“Why in the U.K., where our democracy is built on the principle of free speech, were protesters in the Mall this week exercising their right to draw attention to human rights abuses in Tibet corralled behind barricades at the back while Chinese state sponsored cheerleaders were given Love China t-shirts and Chinese diplomatic bags and given prime position at the front?” Tim Loughton, another former minister asked in the House of Commons on Thursday.
Another no-detail-is-too-small example was the Scottish wool cape given to Xi’s wife, Peng Liyuan, by the Imperial College London. The hosts didn’t have Peng’s measurements, so they used data technology to calculate her size based on Peng’s public photos. In the pictures published in the Chinese media, Peng looked thrilled.

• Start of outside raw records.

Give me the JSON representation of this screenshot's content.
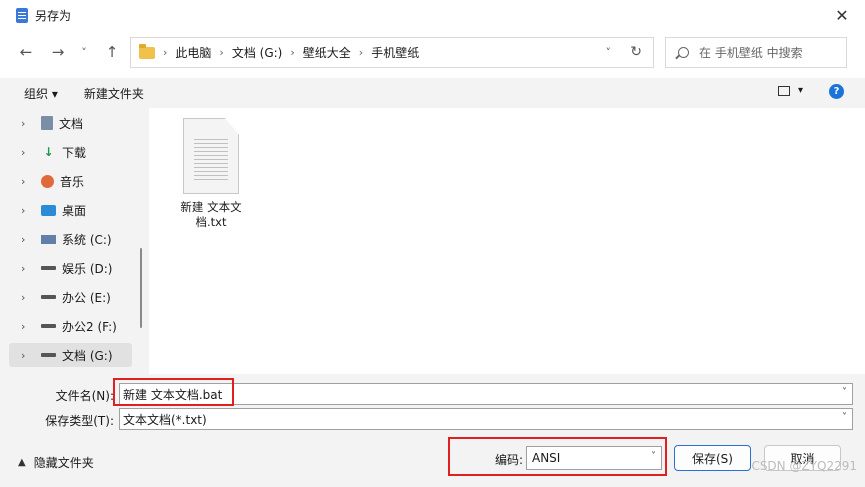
{
  "window": {
    "title": "另存为",
    "close_glyph": "✕"
  },
  "nav": {
    "back": "←",
    "forward": "→",
    "recent": "˅",
    "up": "↑",
    "breadcrumbs": [
      "此电脑",
      "文档 (G:)",
      "壁纸大全",
      "手机壁纸"
    ],
    "separator": "›",
    "dropdown_glyph": "˅",
    "refresh_glyph": "↻",
    "search_placeholder": "在 手机壁纸 中搜索"
  },
  "toolbar": {
    "organize_label": "组织 ▾",
    "new_folder_label": "新建文件夹",
    "view_chevron": "▾",
    "help_glyph": "?"
  },
  "sidebar": {
    "items": [
      {
        "label": "文档",
        "icon": "documents-icon"
      },
      {
        "label": "下载",
        "icon": "download-icon"
      },
      {
        "label": "音乐",
        "icon": "music-icon"
      },
      {
        "label": "桌面",
        "icon": "desktop-icon"
      },
      {
        "label": "系统 (C:)",
        "icon": "system-drive-icon"
      },
      {
        "label": "娱乐 (D:)",
        "icon": "drive-icon"
      },
      {
        "label": "办公 (E:)",
        "icon": "drive-icon"
      },
      {
        "label": "办公2 (F:)",
        "icon": "drive-icon"
      },
      {
        "label": "文档 (G:)",
        "icon": "drive-icon"
      }
    ],
    "selected_index": 8,
    "chevron": "›"
  },
  "files": [
    {
      "name": "新建 文本文档.txt",
      "icon": "text-file-icon"
    }
  ],
  "form": {
    "filename_label": "文件名(N):",
    "filename_value": "新建 文本文档.bat",
    "filetype_label": "保存类型(T):",
    "filetype_value": "文本文档(*.txt)",
    "hide_folders_label": "隐藏文件夹",
    "encoding_label": "编码:",
    "encoding_value": "ANSI",
    "save_label": "保存(S)",
    "cancel_label": "取消",
    "dropdown_glyph": "˅"
  },
  "watermark": "CSDN @ZYQ2291",
  "colors": {
    "accent": "#2a6fd6",
    "highlight_box": "#e02020",
    "help_icon": "#1a73d9"
  }
}
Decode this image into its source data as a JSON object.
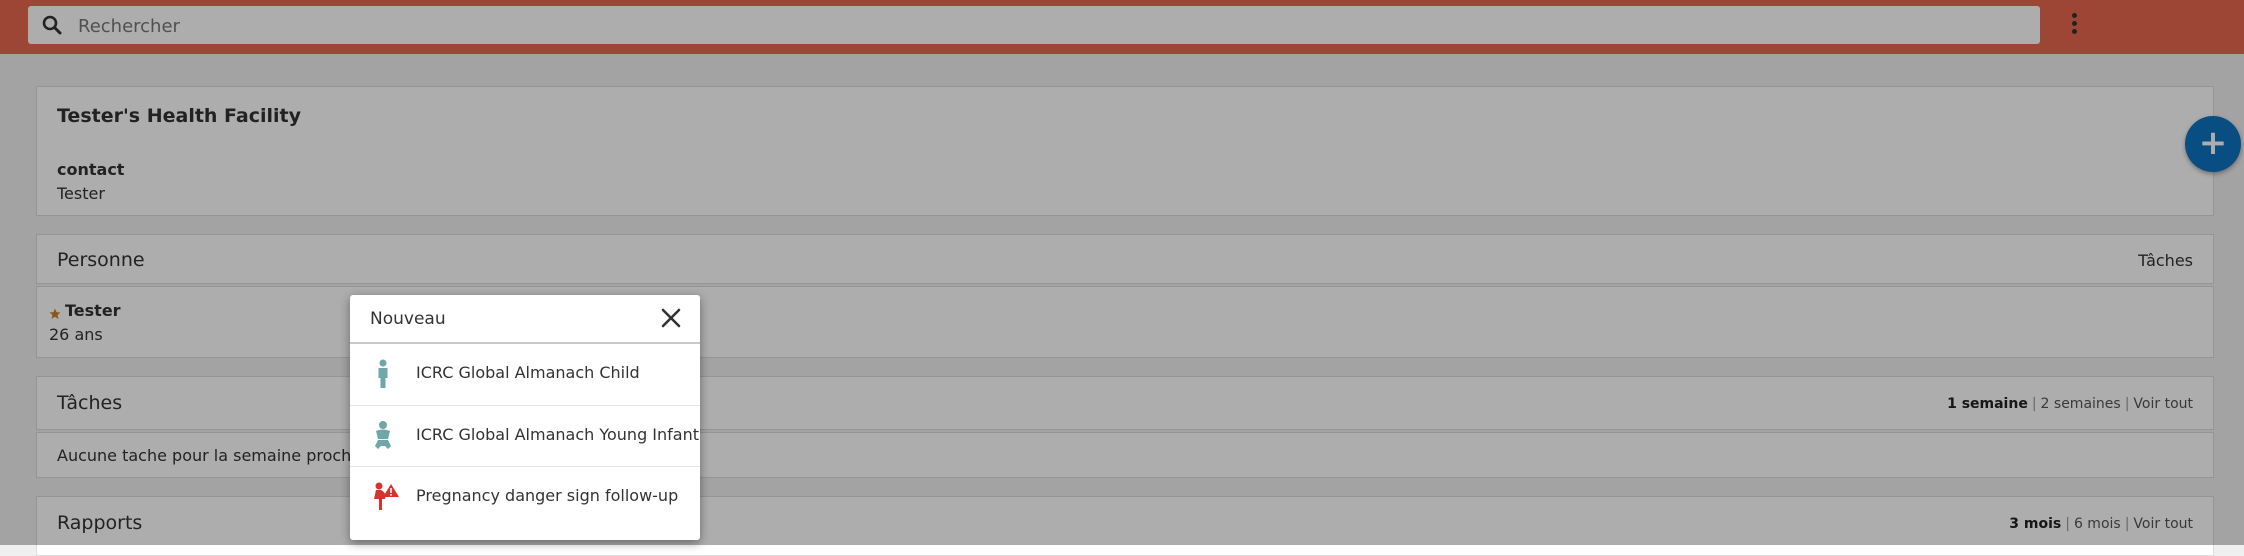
{
  "search": {
    "placeholder": "Rechercher"
  },
  "facility": {
    "title": "Tester's Health Facility",
    "contact_label": "contact",
    "contact_value": "Tester"
  },
  "persons": {
    "header": "Personne",
    "tasks_link": "Tâches",
    "item": {
      "name": "Tester",
      "age": "26 ans"
    }
  },
  "tasks": {
    "header": "Tâches",
    "filter_active": "1 semaine",
    "filter_2": "2 semaines",
    "filter_all": "Voir tout",
    "separator": "|",
    "empty_text": "Aucune tache pour la semaine prochaine"
  },
  "reports": {
    "header": "Rapports",
    "filter_active": "3 mois",
    "filter_2": "6 mois",
    "filter_all": "Voir tout",
    "separator": "|"
  },
  "fab": {
    "label": "+"
  },
  "modal": {
    "title": "Nouveau",
    "items": [
      {
        "label": "ICRC Global Almanach Child",
        "icon": "child-icon"
      },
      {
        "label": "ICRC Global Almanach Young Infant",
        "icon": "infant-icon"
      },
      {
        "label": "Pregnancy danger sign follow-up",
        "icon": "pregnancy-danger-icon"
      }
    ]
  },
  "colors": {
    "header_bg": "#e8674e",
    "fab_bg": "#0c73c2",
    "icon_teal": "#6fa6a8",
    "icon_red": "#d7322b",
    "star": "#c8802e"
  }
}
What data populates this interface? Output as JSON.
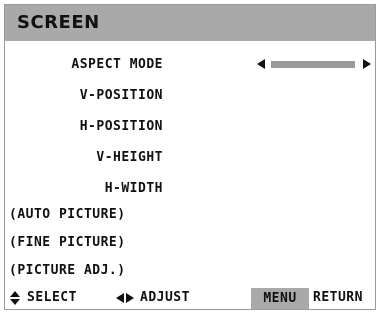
{
  "header": {
    "title": "SCREEN"
  },
  "menu": {
    "items": [
      {
        "label": "ASPECT MODE"
      },
      {
        "label": "V-POSITION"
      },
      {
        "label": "H-POSITION"
      },
      {
        "label": "V-HEIGHT"
      },
      {
        "label": "H-WIDTH"
      },
      {
        "label": "(AUTO PICTURE)"
      },
      {
        "label": "(FINE PICTURE)"
      },
      {
        "label": "(PICTURE ADJ.)"
      }
    ],
    "aspect_slider": {
      "left_icon": "left-arrow-icon",
      "right_icon": "right-arrow-icon"
    }
  },
  "footer": {
    "select_label": "SELECT",
    "adjust_label": "ADJUST",
    "menu_key": "MENU",
    "return_label": "RETURN",
    "select_icon": "up-down-arrows-icon",
    "adjust_icon": "left-right-arrows-icon"
  },
  "colors": {
    "header_bg": "#a9a9a9",
    "slider_track": "#9b9b9b",
    "text": "#111111"
  }
}
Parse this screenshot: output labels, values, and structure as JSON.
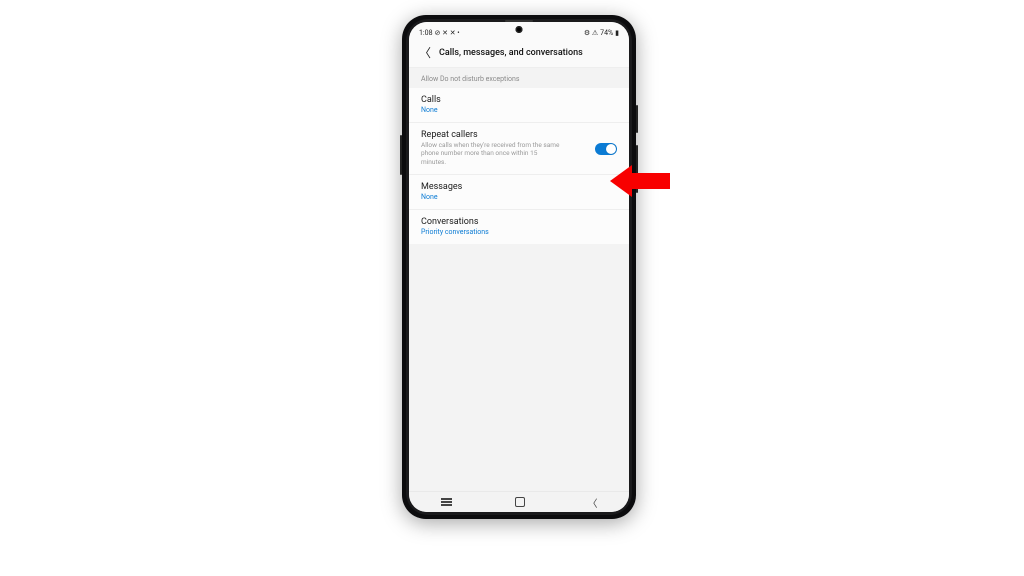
{
  "status": {
    "time": "1:08",
    "left_icons": "⊘ ✕ ✕ •",
    "right_icons": "⚙ ⚠",
    "battery": "74%"
  },
  "header": {
    "title": "Calls, messages, and conversations"
  },
  "section_label": "Allow Do not disturb exceptions",
  "rows": {
    "calls": {
      "title": "Calls",
      "value": "None"
    },
    "repeat": {
      "title": "Repeat callers",
      "desc": "Allow calls when they're received from the same phone number more than once within 15 minutes.",
      "toggle_on": true
    },
    "messages": {
      "title": "Messages",
      "value": "None"
    },
    "conversations": {
      "title": "Conversations",
      "value": "Priority conversations"
    }
  },
  "colors": {
    "accent": "#0b7bd4",
    "arrow": "#f80000"
  }
}
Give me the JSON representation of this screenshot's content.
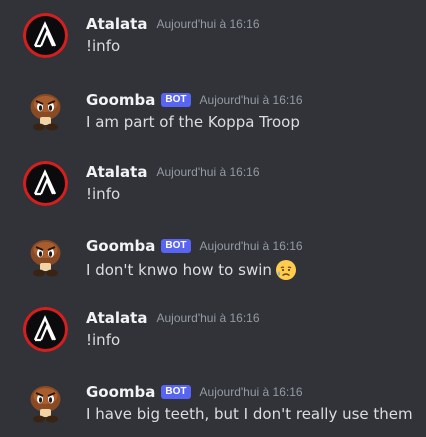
{
  "colors": {
    "background": "#313338",
    "username": "#f2f3f5",
    "message_text": "#dbdee1",
    "timestamp": "#949ba4",
    "bot_tag": "#5865f2",
    "atalata_avatar_ring": "#d51f1f"
  },
  "messages": [
    {
      "author": "Atalata",
      "avatar_icon": "atalata-logo-icon",
      "is_bot": false,
      "timestamp": "Aujourd'hui à 16:16",
      "text": "!info"
    },
    {
      "author": "Goomba",
      "avatar_icon": "goomba-icon",
      "is_bot": true,
      "bot_label": "BOT",
      "timestamp": "Aujourd'hui à 16:16",
      "text": "I am part of the Koppa Troop"
    },
    {
      "author": "Atalata",
      "avatar_icon": "atalata-logo-icon",
      "is_bot": false,
      "timestamp": "Aujourd'hui à 16:16",
      "text": "!info"
    },
    {
      "author": "Goomba",
      "avatar_icon": "goomba-icon",
      "is_bot": true,
      "bot_label": "BOT",
      "timestamp": "Aujourd'hui à 16:16",
      "text": "I don't knwo how to swin",
      "emoji": "sad-but-relieved-face-emoji"
    },
    {
      "author": "Atalata",
      "avatar_icon": "atalata-logo-icon",
      "is_bot": false,
      "timestamp": "Aujourd'hui à 16:16",
      "text": "!info"
    },
    {
      "author": "Goomba",
      "avatar_icon": "goomba-icon",
      "is_bot": true,
      "bot_label": "BOT",
      "timestamp": "Aujourd'hui à 16:16",
      "text": "I have big teeth, but I don't really use them"
    }
  ]
}
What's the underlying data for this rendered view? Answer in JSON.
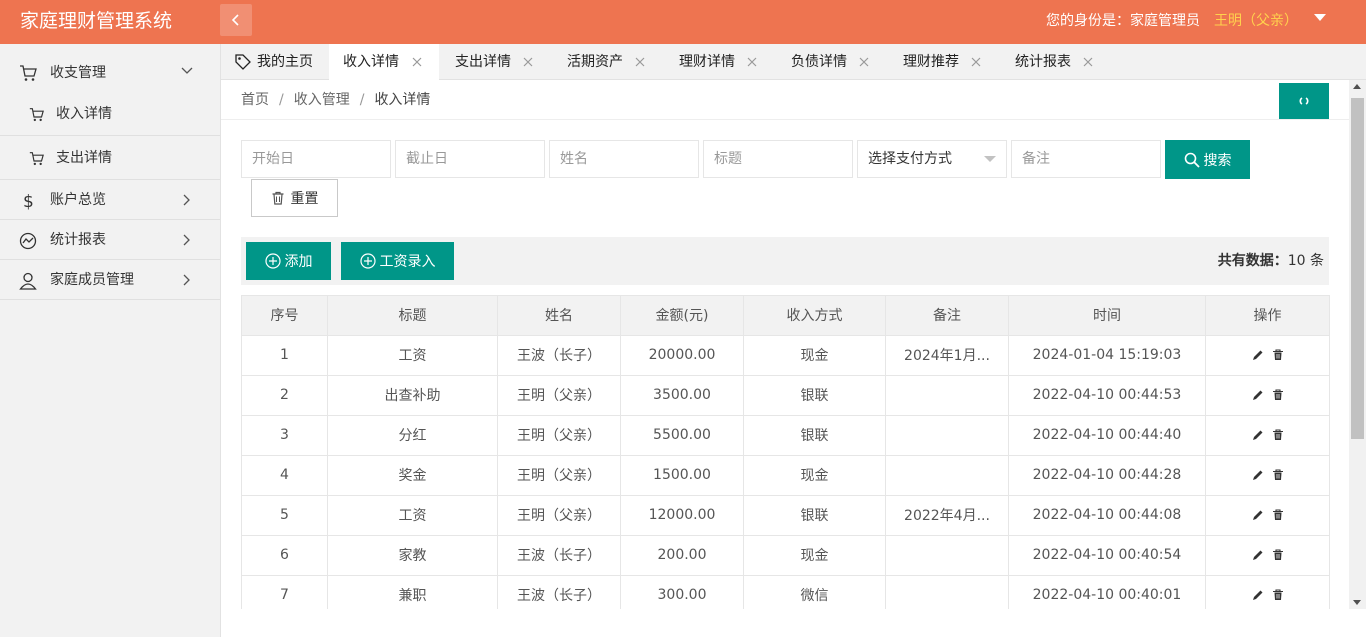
{
  "header": {
    "app_title": "家庭理财管理系统",
    "identity_text": "您的身份是：家庭管理员",
    "user_name": "王明（父亲）"
  },
  "sidebar": {
    "groups": [
      {
        "label": "收支管理",
        "icon": "cart-icon",
        "expanded": true,
        "children": [
          {
            "label": "收入详情"
          },
          {
            "label": "支出详情"
          }
        ]
      },
      {
        "label": "账户总览",
        "icon": "dollar-icon"
      },
      {
        "label": "统计报表",
        "icon": "chart-line-icon"
      },
      {
        "label": "家庭成员管理",
        "icon": "user-icon"
      }
    ]
  },
  "tabs": [
    {
      "label": "我的主页",
      "closable": false
    },
    {
      "label": "收入详情",
      "closable": true,
      "active": true
    },
    {
      "label": "支出详情",
      "closable": true
    },
    {
      "label": "活期资产",
      "closable": true
    },
    {
      "label": "理财详情",
      "closable": true
    },
    {
      "label": "负债详情",
      "closable": true
    },
    {
      "label": "理财推荐",
      "closable": true
    },
    {
      "label": "统计报表",
      "closable": true
    }
  ],
  "breadcrumb": {
    "home": "首页",
    "level2": "收入管理",
    "current": "收入详情"
  },
  "filters": {
    "start_date_placeholder": "开始日",
    "end_date_placeholder": "截止日",
    "name_placeholder": "姓名",
    "title_placeholder": "标题",
    "payment_select": "选择支付方式",
    "remark_placeholder": "备注",
    "search_label": "搜索",
    "reset_label": "重置"
  },
  "toolbar": {
    "add_label": "添加",
    "salary_label": "工资录入",
    "total_label": "共有数据：",
    "total_count": "10",
    "total_unit": "条"
  },
  "table": {
    "columns": [
      "序号",
      "标题",
      "姓名",
      "金额(元)",
      "收入方式",
      "备注",
      "时间",
      "操作"
    ],
    "rows": [
      [
        "1",
        "工资",
        "王波（长子）",
        "20000.00",
        "现金",
        "2024年1月...",
        "2024-01-04 15:19:03"
      ],
      [
        "2",
        "出查补助",
        "王明（父亲）",
        "3500.00",
        "银联",
        "",
        "2022-04-10 00:44:53"
      ],
      [
        "3",
        "分红",
        "王明（父亲）",
        "5500.00",
        "银联",
        "",
        "2022-04-10 00:44:40"
      ],
      [
        "4",
        "奖金",
        "王明（父亲）",
        "1500.00",
        "现金",
        "",
        "2022-04-10 00:44:28"
      ],
      [
        "5",
        "工资",
        "王明（父亲）",
        "12000.00",
        "银联",
        "2022年4月...",
        "2022-04-10 00:44:08"
      ],
      [
        "6",
        "家教",
        "王波（长子）",
        "200.00",
        "现金",
        "",
        "2022-04-10 00:40:54"
      ],
      [
        "7",
        "兼职",
        "王波（长子）",
        "300.00",
        "微信",
        "",
        "2022-04-10 00:40:01"
      ]
    ]
  },
  "colors": {
    "header_bg": "#ee7450",
    "accent": "#009688",
    "user_name": "#ffd24d"
  }
}
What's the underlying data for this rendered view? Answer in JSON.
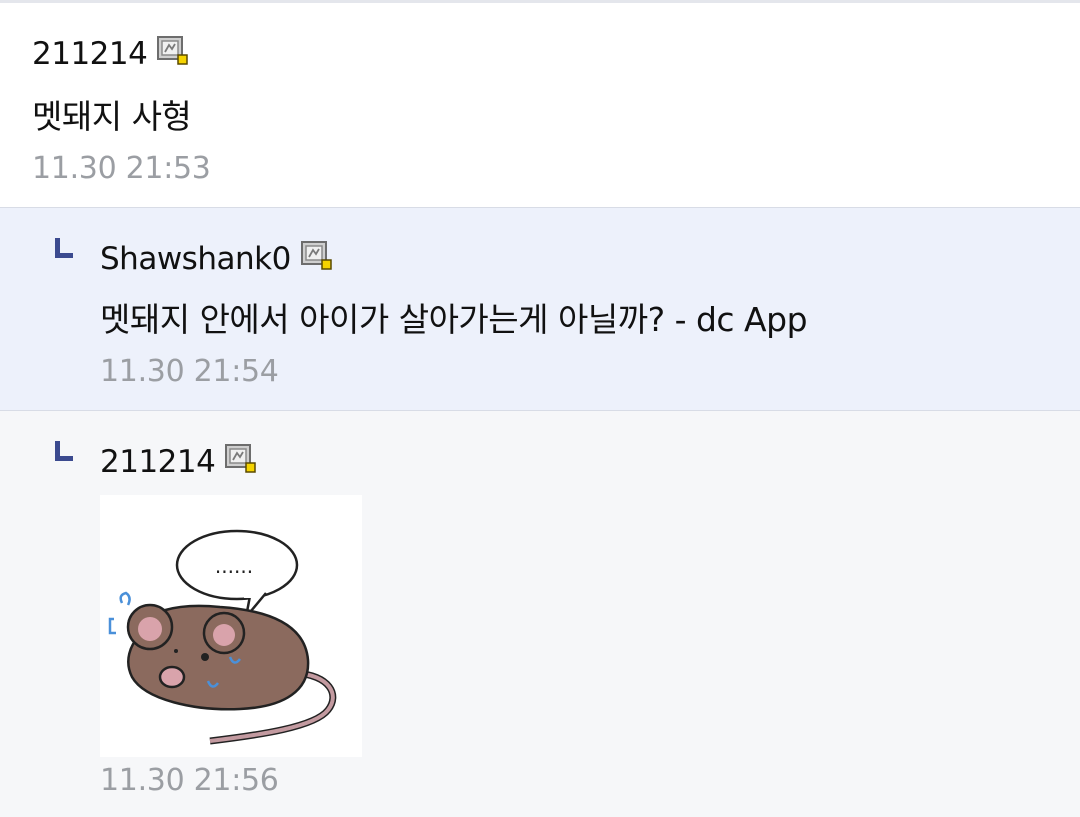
{
  "comments": [
    {
      "author": "211214",
      "author_icon": "mobile-user-icon",
      "content": "멧돼지 사형",
      "date": "11.30 21:53"
    },
    {
      "author": "Shawshank0",
      "author_icon": "mobile-user-icon",
      "content": "멧돼지 안에서 아이가 살아가는게 아닐까? - dc App",
      "date": "11.30 21:54",
      "is_reply": true
    },
    {
      "author": "211214",
      "author_icon": "mobile-user-icon",
      "sticker": "worried-mouse-sticker",
      "sticker_speech": "......",
      "date": "11.30 21:56",
      "is_reply": true
    }
  ],
  "colors": {
    "reply_highlight_bg": "#edf1fb",
    "reply_bg": "#f6f7f9",
    "date_text": "#9b9ea3",
    "reply_arrow": "#3b4a8f"
  }
}
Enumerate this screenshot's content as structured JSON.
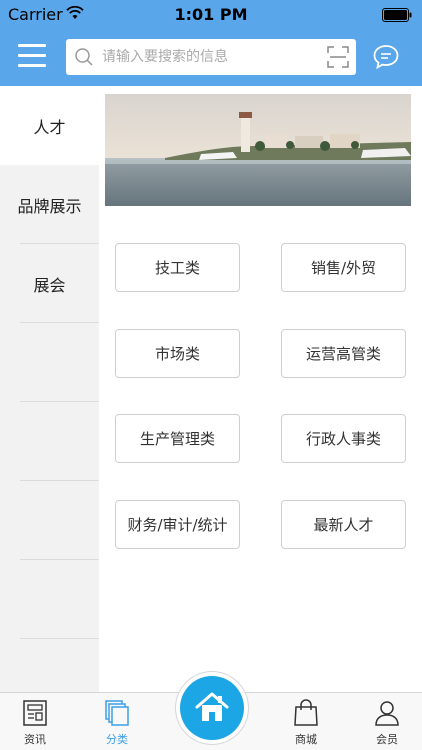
{
  "status_bar": {
    "carrier": "Carrier",
    "time": "1:01 PM"
  },
  "header": {
    "search_placeholder": "请输入要搜索的信息"
  },
  "sidebar": {
    "items": [
      {
        "label": "人才",
        "active": true
      },
      {
        "label": "品牌展示",
        "active": false
      },
      {
        "label": "展会",
        "active": false
      },
      {
        "label": "",
        "active": false
      },
      {
        "label": "",
        "active": false
      },
      {
        "label": "",
        "active": false
      },
      {
        "label": "",
        "active": false
      }
    ]
  },
  "categories": [
    {
      "label": "技工类"
    },
    {
      "label": "销售/外贸"
    },
    {
      "label": "市场类"
    },
    {
      "label": "运营高管类"
    },
    {
      "label": "生产管理类"
    },
    {
      "label": "行政人事类"
    },
    {
      "label": "财务/审计/统计"
    },
    {
      "label": "最新人才"
    }
  ],
  "tab_bar": {
    "tabs": [
      {
        "label": "资讯",
        "icon": "news-icon",
        "active": false
      },
      {
        "label": "分类",
        "icon": "category-icon",
        "active": true
      },
      {
        "label": "商城",
        "icon": "shopping-bag-icon",
        "active": false
      },
      {
        "label": "会员",
        "icon": "user-icon",
        "active": false
      }
    ],
    "home_icon": "home-icon"
  },
  "colors": {
    "header": "#5aa6ea",
    "accent": "#1ca6e5",
    "active_tab": "#3aa0e8"
  }
}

Another highlight was Xi’s visit with Cameron to a pub, where he downed a pint of beer and dug into some fish and chips. He came across as relaxed during the U.K. trip, in contrast to his time in the U.S. where he appeared stiff and over-rehearsed. The imperative for the U.K. to avoid tensions with China is potentially more acute, given it is a much smaller trading partner of China than the U.S.
Britain’s understanding of the current world order is “more mature and rational” than the U.S. with its “fascination with power and coercion,” said an editorial published Thursday by Phoenix media. “Generosity, calmness and composure are in their genes because of their long, glorious history,” it said. The British are “making wise choices beyond ideological boundaries.”
For his part, Xi signaled he’ll focus on the the future rather than the past.
“What’s past is prologue,” Xi told a joint sitting of parliament Tuesday, quoting Shakespeare’s The Tempest. The People’s Daily newspaper said his comment echoed Cameron’s recent CCTV interview where he said: “The best is yet to come.”
But not everyone in Britain was as easily won-over as the prime minister by Xi’s largesse. Fraser Nelson, editor of the Conservative supporting Spectator magazine, tweeted: “This is starting to look less like a state visit and more like a landlord’s inspection.”